"Currently we are occupied by Russians," he said. "We see how airplanes fly over our heads. We hear explosions, usually at night or early morning. Helicopters and fighter aircraft fly really close to us. We also saw tanks and armored vehicles, but we haven't seen Russian soldiers personally."

NEWSY'S JASON BELLINI: How are the younger children doing during this? It must be very difficult for all of you. But for the younger ones, who may not understand what's happening, what's it like for them? 

DENIS: The older children help the younger ones. They try to focus their attention on activities, games, cartoons. But all of them, including the younger ones, know what is happening in their country.

BELLINI: Is there anything you'd like to say to Americans and other people around the world who are watching this right now? 

DENIS: First of all, I would like to thank the U.S. for supporting Ukraine. The States already gave weapons, financial support, humanitarian aid. Right now, we really need humanitarian aid and I ask for all who could help us — we need a green corridor. We are blocked. We are surrounded. We can't get food or medicine. We hope that the U.S. could find diplomatic ways to provide a humanitarian corridor to Kherson.

All roads in and out of Kherson are now blocked. 

With nothing coming in or out, the people of this city — and the orphans — are running out of food. 

BELLINI: There are reports that there's only one week of food left in your city. Do you have enough food? 
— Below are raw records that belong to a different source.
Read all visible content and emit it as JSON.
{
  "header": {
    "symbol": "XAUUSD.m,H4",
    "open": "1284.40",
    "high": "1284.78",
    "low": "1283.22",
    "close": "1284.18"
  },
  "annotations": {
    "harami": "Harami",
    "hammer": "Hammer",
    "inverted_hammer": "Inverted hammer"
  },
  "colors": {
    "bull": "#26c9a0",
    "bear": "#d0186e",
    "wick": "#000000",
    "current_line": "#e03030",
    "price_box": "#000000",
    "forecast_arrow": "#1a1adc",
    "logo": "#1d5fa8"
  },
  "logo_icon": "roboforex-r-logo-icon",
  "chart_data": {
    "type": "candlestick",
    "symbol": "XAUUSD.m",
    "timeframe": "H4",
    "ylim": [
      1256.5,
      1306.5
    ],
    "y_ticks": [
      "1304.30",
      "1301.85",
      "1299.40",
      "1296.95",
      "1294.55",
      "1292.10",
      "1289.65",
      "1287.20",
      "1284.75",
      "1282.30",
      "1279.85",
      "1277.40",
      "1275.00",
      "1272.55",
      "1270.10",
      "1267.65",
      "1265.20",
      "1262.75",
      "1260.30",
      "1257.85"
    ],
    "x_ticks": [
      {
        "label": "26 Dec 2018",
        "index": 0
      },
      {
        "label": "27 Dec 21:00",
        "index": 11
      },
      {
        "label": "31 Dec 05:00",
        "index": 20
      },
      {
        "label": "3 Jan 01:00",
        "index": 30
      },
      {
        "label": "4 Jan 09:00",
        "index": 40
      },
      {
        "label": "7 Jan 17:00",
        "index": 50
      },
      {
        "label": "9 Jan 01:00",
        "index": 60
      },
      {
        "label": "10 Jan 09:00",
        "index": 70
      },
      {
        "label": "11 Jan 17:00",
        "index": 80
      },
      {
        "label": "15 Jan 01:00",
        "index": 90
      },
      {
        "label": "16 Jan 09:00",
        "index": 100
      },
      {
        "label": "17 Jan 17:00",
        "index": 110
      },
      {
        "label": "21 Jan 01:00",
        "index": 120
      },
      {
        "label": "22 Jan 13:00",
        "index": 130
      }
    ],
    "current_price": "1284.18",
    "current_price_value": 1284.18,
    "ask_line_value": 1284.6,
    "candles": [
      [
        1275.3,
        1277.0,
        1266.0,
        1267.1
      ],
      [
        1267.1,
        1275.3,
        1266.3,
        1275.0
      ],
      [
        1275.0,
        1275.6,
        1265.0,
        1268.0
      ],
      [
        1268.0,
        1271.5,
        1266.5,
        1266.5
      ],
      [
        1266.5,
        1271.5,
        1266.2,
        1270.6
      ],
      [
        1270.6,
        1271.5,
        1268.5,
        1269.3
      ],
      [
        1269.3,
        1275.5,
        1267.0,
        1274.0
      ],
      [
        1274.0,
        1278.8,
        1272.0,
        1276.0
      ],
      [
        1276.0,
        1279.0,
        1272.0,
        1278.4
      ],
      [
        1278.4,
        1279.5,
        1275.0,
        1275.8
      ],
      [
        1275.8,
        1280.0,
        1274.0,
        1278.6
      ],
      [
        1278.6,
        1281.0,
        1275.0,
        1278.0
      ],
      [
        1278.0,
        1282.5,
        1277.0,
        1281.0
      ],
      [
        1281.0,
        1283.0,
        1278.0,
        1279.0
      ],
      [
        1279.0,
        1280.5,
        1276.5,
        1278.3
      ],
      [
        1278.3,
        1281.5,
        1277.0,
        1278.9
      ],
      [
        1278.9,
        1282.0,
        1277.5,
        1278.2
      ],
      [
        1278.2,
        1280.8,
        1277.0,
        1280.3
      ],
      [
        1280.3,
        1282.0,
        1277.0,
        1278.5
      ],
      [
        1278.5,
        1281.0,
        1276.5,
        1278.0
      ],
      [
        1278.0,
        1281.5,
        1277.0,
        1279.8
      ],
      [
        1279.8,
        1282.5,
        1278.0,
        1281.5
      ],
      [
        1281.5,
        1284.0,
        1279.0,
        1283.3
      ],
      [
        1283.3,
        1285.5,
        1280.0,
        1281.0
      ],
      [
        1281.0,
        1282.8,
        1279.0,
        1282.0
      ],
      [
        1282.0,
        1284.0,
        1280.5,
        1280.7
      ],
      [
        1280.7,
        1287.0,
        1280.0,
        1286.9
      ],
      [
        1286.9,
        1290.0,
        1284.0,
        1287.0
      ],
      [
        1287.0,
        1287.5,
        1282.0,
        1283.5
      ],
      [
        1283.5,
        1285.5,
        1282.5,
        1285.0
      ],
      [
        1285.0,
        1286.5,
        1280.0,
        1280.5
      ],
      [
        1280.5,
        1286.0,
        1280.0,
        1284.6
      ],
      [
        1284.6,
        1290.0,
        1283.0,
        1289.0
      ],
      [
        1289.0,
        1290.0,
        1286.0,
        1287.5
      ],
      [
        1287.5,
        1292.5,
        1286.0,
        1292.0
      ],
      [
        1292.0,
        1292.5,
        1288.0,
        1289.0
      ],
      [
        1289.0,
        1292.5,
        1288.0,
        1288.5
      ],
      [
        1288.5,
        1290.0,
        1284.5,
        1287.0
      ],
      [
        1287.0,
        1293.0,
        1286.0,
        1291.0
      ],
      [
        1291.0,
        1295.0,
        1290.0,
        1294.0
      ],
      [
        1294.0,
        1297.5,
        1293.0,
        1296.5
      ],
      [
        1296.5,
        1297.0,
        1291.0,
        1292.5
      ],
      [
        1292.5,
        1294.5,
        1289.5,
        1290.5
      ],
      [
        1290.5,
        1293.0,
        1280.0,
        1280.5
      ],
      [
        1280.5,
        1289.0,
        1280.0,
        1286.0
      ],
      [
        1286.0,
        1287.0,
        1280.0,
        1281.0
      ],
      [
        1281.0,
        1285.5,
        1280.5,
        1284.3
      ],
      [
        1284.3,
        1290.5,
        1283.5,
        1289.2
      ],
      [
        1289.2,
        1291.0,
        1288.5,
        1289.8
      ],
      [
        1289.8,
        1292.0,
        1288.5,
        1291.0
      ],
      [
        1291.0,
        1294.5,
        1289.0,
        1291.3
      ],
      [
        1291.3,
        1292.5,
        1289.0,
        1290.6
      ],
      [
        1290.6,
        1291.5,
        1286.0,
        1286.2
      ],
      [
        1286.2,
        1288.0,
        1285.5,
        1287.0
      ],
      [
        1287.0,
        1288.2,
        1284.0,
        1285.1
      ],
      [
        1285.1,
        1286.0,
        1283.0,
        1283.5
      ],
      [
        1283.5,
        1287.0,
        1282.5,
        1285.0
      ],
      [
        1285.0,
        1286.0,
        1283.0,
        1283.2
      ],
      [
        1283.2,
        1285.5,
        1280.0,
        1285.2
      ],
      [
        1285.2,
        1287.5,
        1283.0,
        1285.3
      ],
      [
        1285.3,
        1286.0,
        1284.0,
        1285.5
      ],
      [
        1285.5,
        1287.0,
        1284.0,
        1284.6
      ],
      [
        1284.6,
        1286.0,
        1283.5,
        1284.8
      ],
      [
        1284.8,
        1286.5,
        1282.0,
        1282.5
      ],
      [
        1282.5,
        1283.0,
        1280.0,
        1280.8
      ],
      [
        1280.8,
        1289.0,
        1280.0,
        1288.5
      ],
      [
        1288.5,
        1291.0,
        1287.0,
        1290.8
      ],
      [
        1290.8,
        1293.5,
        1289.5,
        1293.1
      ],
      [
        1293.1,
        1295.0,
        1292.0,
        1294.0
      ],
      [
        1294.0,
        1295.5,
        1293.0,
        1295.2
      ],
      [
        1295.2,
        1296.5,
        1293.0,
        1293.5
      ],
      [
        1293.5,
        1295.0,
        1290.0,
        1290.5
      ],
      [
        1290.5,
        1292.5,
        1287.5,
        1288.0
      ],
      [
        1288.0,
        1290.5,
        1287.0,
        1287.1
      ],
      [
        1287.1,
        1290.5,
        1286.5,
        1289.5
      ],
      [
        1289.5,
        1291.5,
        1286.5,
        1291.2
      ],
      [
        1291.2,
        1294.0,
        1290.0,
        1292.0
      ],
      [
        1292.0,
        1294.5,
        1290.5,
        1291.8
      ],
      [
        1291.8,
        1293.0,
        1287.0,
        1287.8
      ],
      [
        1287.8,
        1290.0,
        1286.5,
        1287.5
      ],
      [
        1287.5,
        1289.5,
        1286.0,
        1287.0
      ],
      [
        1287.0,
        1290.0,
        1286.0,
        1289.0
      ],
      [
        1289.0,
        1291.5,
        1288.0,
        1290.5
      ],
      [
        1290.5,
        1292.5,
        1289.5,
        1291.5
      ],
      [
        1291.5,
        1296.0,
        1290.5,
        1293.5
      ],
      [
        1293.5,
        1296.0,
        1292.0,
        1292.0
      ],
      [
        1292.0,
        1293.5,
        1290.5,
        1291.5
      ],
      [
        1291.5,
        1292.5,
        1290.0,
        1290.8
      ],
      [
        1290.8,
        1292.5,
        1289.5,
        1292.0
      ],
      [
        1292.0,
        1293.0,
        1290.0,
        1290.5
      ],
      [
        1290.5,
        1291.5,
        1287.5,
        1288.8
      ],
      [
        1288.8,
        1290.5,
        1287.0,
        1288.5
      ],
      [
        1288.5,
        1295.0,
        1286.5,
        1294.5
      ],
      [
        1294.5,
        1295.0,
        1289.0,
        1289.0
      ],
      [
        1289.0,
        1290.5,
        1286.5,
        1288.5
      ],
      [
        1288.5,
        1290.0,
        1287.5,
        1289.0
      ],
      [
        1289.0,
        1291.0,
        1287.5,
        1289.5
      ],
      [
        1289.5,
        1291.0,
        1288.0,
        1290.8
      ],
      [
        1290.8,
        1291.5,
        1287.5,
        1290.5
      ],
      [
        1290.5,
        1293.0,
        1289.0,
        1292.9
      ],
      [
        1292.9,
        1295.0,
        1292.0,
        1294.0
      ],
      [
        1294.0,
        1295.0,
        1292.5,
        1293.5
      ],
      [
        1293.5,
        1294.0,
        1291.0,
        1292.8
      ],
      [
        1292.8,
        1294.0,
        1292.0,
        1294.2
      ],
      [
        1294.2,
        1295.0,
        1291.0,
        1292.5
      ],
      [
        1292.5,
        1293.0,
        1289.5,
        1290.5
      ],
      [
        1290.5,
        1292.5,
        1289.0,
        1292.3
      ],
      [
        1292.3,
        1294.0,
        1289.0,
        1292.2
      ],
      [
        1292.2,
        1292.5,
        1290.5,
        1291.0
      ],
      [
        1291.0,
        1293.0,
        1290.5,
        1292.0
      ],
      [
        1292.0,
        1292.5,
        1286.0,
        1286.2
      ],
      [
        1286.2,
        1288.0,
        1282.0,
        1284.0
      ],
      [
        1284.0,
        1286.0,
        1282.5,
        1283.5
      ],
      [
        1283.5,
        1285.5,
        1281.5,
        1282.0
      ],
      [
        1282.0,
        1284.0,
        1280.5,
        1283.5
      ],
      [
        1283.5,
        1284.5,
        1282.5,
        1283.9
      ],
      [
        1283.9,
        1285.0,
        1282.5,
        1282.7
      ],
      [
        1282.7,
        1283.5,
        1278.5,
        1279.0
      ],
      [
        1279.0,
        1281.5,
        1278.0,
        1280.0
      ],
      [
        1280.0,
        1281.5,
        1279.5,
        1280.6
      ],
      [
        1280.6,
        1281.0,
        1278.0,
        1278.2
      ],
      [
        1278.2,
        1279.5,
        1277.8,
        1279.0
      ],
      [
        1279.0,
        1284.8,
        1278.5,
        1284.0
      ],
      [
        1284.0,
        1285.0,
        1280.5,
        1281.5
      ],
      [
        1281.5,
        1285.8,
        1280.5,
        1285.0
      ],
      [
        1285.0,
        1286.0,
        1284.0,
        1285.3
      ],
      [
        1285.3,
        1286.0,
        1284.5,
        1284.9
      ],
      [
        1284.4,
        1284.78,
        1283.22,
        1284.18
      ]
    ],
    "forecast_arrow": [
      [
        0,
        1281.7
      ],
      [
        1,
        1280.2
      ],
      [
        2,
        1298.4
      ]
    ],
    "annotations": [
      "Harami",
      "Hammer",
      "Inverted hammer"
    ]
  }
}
VLADIMIR SAGAIDAK: We have food for 10-14 days. Kherson is surrounded and there's no way to bring into the city food or medicine.

But without a way out, Sagaidak does not know how they will survive. 

He says that charities from several countries have offered to send buses to get the orphans out. 

While they wait for a way out — and with no parents to look out for them — they're relying on Sagaidak and each other. They're trying to keep busy and trying to keep their spirits up.